Daniela Cimini – Aneuploidy, a chromosomal defect linked to retardation and other genetic syndromes like Down’s, is at the heart of Associate Professor Cimini’s research. Aneuploidy has also been implicated in cancer development and progression. Cimini uses a combination of microscopy, live-cell imaging, and protein inhibition to uncover the mechanisms of this genetic deviation. With this information, new treatments and therapies can be developed.

Carla Finkielstein –Award-winning associate professor Finkielstein focuses her research on elucidating the molecular basis that link disruption of circadian rhythms (i.e., by shift work) to cell division. Finkielstein’s research impact many areas of science spanning from basic to clinical applications. For example, the emerging field of chronotherapy, in which treatments for cancer and other diseases are administered at times of the day most likely to yield the greatest efficacy, will rely on deciphering the regulatory systems to which all circadian components connect, and most importantly, will depend on an understanding of the links between the circadian and cell cycle mechanisms. Today, the administration of cancer therapy based on circadian timing has shown encouraging results, but it still lacks a strong mechanistic foundation. Thus, Finkielstein’s research will provide novel mechanistic foundations for applying chronobiology to the treatment of breast cancer and will offer new targets for drug development and treatment.

Silke Hauf – Assistant Professor Hauf’s work focuses on understanding the dynamics and precision of mitotic control by molecular networks. She uses fission yeast as a model system, and specific areas of research focus for her have been sister chromatid cohesion, the mitotic checkpoint, and the role of Aurora kinase in cell division.

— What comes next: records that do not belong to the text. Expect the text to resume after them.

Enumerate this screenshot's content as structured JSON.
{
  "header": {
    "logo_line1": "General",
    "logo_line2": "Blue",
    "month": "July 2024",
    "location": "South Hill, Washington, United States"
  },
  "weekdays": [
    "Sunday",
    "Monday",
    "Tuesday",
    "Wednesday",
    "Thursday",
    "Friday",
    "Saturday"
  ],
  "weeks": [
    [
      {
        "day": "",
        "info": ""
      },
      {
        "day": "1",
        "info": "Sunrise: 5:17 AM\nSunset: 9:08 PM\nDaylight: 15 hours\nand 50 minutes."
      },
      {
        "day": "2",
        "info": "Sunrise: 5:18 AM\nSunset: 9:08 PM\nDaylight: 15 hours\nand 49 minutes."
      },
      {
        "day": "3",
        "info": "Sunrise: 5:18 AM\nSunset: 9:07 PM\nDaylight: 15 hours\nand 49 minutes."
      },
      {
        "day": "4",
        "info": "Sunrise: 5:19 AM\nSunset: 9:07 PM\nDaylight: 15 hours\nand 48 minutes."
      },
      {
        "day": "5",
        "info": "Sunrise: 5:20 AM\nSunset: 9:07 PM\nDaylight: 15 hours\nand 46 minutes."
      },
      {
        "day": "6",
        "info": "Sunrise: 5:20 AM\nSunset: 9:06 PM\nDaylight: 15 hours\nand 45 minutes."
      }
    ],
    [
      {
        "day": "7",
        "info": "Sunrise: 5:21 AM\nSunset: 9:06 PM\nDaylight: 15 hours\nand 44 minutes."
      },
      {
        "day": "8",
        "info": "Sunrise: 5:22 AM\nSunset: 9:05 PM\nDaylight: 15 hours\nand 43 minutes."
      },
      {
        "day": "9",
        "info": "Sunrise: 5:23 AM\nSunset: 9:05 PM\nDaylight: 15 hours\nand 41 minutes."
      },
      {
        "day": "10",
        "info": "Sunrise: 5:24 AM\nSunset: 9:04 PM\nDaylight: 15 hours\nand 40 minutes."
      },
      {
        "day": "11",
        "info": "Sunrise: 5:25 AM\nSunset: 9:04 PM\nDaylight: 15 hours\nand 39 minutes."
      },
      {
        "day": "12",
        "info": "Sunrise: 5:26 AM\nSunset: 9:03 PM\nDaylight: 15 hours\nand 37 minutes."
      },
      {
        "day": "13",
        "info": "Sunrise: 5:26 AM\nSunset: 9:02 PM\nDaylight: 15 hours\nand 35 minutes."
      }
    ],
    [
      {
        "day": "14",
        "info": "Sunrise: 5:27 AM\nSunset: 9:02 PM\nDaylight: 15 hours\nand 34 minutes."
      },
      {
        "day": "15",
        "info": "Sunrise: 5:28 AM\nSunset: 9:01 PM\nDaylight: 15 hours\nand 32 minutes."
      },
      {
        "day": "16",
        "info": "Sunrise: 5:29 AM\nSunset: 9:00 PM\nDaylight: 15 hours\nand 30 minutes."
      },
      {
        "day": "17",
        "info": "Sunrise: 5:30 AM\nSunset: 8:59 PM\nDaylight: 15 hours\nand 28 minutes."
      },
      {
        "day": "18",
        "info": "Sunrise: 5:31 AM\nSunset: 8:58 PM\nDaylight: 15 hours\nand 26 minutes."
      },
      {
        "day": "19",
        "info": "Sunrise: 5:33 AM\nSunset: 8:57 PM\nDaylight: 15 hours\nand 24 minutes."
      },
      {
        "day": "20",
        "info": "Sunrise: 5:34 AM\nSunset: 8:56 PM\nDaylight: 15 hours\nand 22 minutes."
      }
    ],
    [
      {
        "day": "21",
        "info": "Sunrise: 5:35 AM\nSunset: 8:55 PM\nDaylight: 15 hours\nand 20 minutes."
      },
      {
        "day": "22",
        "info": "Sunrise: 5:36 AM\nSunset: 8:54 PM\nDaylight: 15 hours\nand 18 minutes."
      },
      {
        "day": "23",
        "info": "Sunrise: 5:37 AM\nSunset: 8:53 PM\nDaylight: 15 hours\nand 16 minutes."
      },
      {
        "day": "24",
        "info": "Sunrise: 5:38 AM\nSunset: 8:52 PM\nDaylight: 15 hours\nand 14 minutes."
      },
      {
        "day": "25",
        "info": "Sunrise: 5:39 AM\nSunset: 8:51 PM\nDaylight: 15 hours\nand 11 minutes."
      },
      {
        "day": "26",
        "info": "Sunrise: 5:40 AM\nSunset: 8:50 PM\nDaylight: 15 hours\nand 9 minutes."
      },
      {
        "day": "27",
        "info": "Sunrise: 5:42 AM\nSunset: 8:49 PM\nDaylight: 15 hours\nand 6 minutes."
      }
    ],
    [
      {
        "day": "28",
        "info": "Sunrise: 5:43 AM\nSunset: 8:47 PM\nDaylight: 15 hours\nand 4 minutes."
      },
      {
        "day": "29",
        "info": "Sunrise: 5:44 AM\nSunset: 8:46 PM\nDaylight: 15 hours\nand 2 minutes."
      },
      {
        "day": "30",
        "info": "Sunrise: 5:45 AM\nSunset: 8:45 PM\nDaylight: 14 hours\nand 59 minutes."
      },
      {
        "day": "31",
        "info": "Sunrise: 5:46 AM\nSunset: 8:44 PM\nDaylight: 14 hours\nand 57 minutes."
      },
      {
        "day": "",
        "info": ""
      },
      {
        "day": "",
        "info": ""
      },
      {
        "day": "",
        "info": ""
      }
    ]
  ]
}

Dr. Dennis Dean, Director of Life Sciences at VBI, states that "This new initiative is part of an evolving effort to develop an integrated and lively life science community.  The VBI faculty and staff are delighted to welcome our new colleagues and we are excited about getting started.  All of the Institutes at Virginia Tech are designed to rapidly take advantage of emerging opportunities and VBI is committed to providing a resource for advancing research efforts campus-wide."

Capelluto, Cimini, and Finkielstein will be moved into the institute by early December, and Hauf will begin her Fellowship in January. 

About VBI

Established in 2000, Virginia Bioinformatics Institute is one of seven acclaimed research institutes designed to support Virginia Tech’s research mission. Our emphasis on informatics of complex interacting systems scales from the microbiome to the entire globe, helping to solve challenges posed to human health, security, and sustainability. Headquartered on the Blacksburg, Virginia campus, the institute occupies 154,600 square feet in research facilities, including state-of-the-art core laboratory and high performance computing facilities, as well as research offices in the Virginia Tech Research Center in Arlington, Virginia.


Tiffany Trent

December 16, 2013